My breath gets deeper and deeper by the minute. It’s about 4pm. Looking at the clock, and then back to my computer, waiting to send my official resignation letter …
Do you pride yourself as a hardworking person? Always wanting to do and achieve more?
Yet, it just seems like, you are not moving any further …
I felt that way about 3 years into my first job after I graduated.
I have a great and loving family. But growing up has been tough, financially.
Still remember occasions such as having our electricity and water cut off due to missed payments, and HDB officers banging at our door chasing for overdue mortgage payment while me and my sisters went hiding in the rooms pretending that no one is around.
All these external factors must have created the motivation in me to work hard in order strive and achieve more than we had in the younger days.
So I studied and worked really hard. Days and night. Seven days a week. And I became pretty good academically.
Eventually I graduated from National University of Singapore, and I got a considerably good job at a MNC.
It’s a great company with awesome colleagues. However, it just felt like something was missing.
Long story short, I submitted my resignation letter after 3 years in the company. With the thoughts that I could help others in their real estate investment endeavours while I learn and build my educational research business at the side, becoming a real estate consultant became a natural progression.
So there I am starting from ground zero …
Again, I poured myself into researching and real estate industry, understanding everything I could about property investing, and how I can help others with this newly gained knowledge.
Along the way, I realised that I should put what I learned into practice.
3 months after I left the corporate world, I got my first property with my partner, in a turbulent and uncertain time.
Why? Because I have acquired the knowledge to make that BIG decision. I am confident because the math explains itself.
We bought a 2bedroom private property at $800,000. Took a $600,000 loan.
We structured with a 90/10 tenancy-in-common split in ownership. Reason being that we can decouple (sell the shares from 1 to the other) so that one of us continue to own this first property where we will continue to stay in, while the other will purchase another property for investment (in about 3 – 5 years time) and rent it out. Such arrangement will help to save on cost and avoid having to pay the hefty Additional Buyer Stamp Duty (ABSD) – 12% of Singaporeans who want to own 2nd property.
We decided to go for private property because going for HDB BTO will delay our investment plan by at least 5 – 7 years. This will have implication on the long term Return On Investment (ROI) – will share with you in other post.
Assume that we will purchase the 2nd property of the same value, $800,000. The loan of $600,000 at an interest rate of 1.3% and loan tenure of 30year, the mortgage will work out to be about $2000/month.
Coincidentally, with a market rental yield of 3%, we will expect a rental of about $2000/month as well, so this can be used to help us pay for the mortgage every month.

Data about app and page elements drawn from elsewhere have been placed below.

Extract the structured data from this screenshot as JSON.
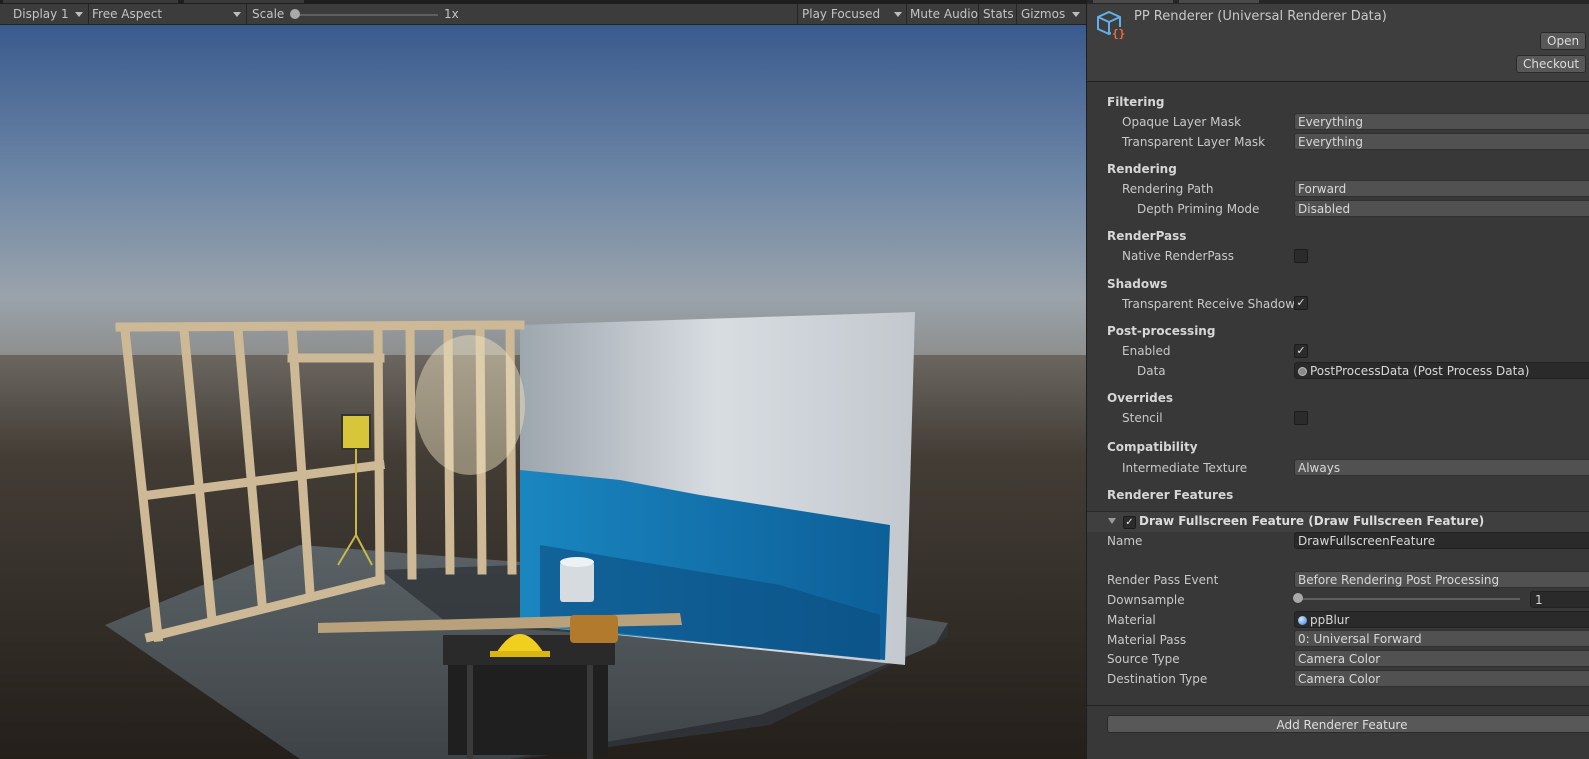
{
  "game_toolbar": {
    "display": "Display 1",
    "aspect": "Free Aspect",
    "scale_label": "Scale",
    "scale_value": "1x",
    "scale_level": 0.0,
    "play_mode": "Play Focused",
    "mute_audio": "Mute Audio",
    "stats": "Stats",
    "gizmos": "Gizmos"
  },
  "inspector": {
    "title": "PP Renderer (Universal Renderer Data)",
    "open_button": "Open",
    "checkout_button": "Checkout",
    "sections": {
      "filtering": "Filtering",
      "rendering": "Rendering",
      "renderpass": "RenderPass",
      "shadows": "Shadows",
      "postprocessing": "Post-processing",
      "overrides": "Overrides",
      "compatibility": "Compatibility",
      "renderer_features": "Renderer Features"
    },
    "fields": {
      "opaque_layer_mask": {
        "label": "Opaque Layer Mask",
        "value": "Everything"
      },
      "transparent_layer_mask": {
        "label": "Transparent Layer Mask",
        "value": "Everything"
      },
      "rendering_path": {
        "label": "Rendering Path",
        "value": "Forward"
      },
      "depth_priming_mode": {
        "label": "Depth Priming Mode",
        "value": "Disabled"
      },
      "native_renderpass": {
        "label": "Native RenderPass",
        "checked": false
      },
      "transparent_receive_shadows": {
        "label": "Transparent Receive Shadows",
        "checked": true
      },
      "pp_enabled": {
        "label": "Enabled",
        "checked": true
      },
      "pp_data": {
        "label": "Data",
        "value": "PostProcessData (Post Process Data)"
      },
      "stencil": {
        "label": "Stencil",
        "checked": false
      },
      "intermediate_texture": {
        "label": "Intermediate Texture",
        "value": "Always"
      }
    },
    "feature": {
      "title": "Draw Fullscreen Feature (Draw Fullscreen Feature)",
      "enabled": true,
      "name": {
        "label": "Name",
        "value": "DrawFullscreenFeature"
      },
      "render_pass_event": {
        "label": "Render Pass Event",
        "value": "Before Rendering Post Processing"
      },
      "downsample": {
        "label": "Downsample",
        "value": "1",
        "level": 0.0
      },
      "material": {
        "label": "Material",
        "value": "ppBlur"
      },
      "material_pass": {
        "label": "Material Pass",
        "value": "0: Universal Forward"
      },
      "source_type": {
        "label": "Source Type",
        "value": "Camera Color"
      },
      "destination_type": {
        "label": "Destination Type",
        "value": "Camera Color"
      }
    },
    "add_feature_button": "Add Renderer Feature",
    "check_glyph": "✓"
  },
  "colors": {
    "sky_top": "#3d5d90",
    "horizon": "#8a8c8e",
    "ground": "#3d3832",
    "accent_icon": "#f26b3a",
    "icon_blue": "#5fb0e8"
  }
}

However, note that out of the $2000, there is an interest and principal component respectively. Interest for the first month works out to be about $650, while the principal works out to be $1350. However, the interest component will decrease along with time, while the principal component will increase with time.
This means that $650 will be used to pay the bank and is never coming back. The $1350 is paid as principal, so once we sell of the property in the future, we will get back this as our equity in the property.
For simplicity, assume our profit is a consistent amount of $1350, it will work out to be $113,400 in 7 years time, because of the additional investment horizon compared to the route if we have gotten a HDB BTO instead.
Ultimately, assume a 1% capital appreciation per year (note the property market will follow Singapore’s economy which is generally about 2 – 3% long term average), we will expect the property price to reach about $1million.
This means that we’d expect 2 properties worth $1million each that’s fully paid. Meaning when you retire, you will have an asset worth at least $2million, and there’s many ways you can go about managing it.
At the very least, you can use it to fully payoff a $400,000 HDB to stay for retirement, use the remaining $1.6million to invest in stable asset class, such as REITs generating a 5% dividend yield. This should comfortably give you a passive income of $6600 every month, while retaining your total asset value of $2million.
This is just the tip of the iceberg. There’s many ways to go about maximising the returns from your real estate investment which we will share more in future posts.
But for now, I hope it has given you a better idea of how you can potentially setup your real estate portfolio right as a couple in Singapore’s context today.
As always, feed your mind, change your life!